--- Work to complete ---
Within the records, which lines hold the string "travail"? Report each one by copying it.
BEGIN
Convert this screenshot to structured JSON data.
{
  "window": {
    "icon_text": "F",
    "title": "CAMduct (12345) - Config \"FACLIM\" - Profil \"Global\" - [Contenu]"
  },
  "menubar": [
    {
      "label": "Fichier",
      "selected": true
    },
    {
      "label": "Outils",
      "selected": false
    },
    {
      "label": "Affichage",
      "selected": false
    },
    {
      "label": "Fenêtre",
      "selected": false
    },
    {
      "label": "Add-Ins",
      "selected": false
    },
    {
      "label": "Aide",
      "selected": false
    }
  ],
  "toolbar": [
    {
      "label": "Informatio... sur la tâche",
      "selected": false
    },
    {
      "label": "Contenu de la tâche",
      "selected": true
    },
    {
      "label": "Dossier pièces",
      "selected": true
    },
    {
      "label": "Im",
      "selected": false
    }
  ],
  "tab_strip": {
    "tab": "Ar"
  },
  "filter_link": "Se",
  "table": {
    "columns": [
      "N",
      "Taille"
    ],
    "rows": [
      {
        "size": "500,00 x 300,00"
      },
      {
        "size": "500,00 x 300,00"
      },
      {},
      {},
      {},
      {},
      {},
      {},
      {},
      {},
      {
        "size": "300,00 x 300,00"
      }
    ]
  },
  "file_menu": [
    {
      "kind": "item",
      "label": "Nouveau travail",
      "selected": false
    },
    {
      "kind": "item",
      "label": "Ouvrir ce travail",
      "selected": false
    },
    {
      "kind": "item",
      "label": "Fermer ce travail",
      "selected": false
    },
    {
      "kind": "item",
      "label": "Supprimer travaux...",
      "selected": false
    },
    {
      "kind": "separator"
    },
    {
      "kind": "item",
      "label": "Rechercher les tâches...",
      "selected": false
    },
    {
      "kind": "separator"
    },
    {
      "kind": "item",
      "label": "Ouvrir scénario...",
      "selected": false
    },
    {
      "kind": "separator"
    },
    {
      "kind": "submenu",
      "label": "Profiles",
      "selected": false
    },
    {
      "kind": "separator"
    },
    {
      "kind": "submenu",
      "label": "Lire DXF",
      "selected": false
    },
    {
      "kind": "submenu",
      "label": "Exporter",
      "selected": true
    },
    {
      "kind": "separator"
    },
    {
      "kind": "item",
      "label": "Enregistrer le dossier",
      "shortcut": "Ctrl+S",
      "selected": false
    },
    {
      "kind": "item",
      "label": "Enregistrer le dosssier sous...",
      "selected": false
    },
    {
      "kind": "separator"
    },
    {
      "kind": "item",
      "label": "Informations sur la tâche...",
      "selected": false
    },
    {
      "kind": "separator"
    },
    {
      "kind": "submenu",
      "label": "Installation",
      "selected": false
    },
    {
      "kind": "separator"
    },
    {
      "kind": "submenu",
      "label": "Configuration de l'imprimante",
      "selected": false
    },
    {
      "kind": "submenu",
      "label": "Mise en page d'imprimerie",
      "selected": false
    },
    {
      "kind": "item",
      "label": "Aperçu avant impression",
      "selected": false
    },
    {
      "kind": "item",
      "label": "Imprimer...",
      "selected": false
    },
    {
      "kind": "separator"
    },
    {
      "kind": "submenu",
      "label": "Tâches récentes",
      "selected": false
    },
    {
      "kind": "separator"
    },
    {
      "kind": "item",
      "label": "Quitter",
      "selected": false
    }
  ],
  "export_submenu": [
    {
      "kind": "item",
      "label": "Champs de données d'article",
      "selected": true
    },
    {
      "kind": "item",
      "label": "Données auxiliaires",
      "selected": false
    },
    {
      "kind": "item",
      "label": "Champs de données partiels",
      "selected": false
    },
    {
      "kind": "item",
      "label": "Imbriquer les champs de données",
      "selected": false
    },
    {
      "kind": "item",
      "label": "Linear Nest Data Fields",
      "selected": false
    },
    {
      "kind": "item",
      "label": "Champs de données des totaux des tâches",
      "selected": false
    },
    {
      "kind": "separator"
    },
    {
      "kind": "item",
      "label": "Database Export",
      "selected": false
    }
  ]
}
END
--- Solution below ---
      "label": "Nouveau travail",
      "label": "Ouvrir ce travail",
      "label": "Fermer ce travail",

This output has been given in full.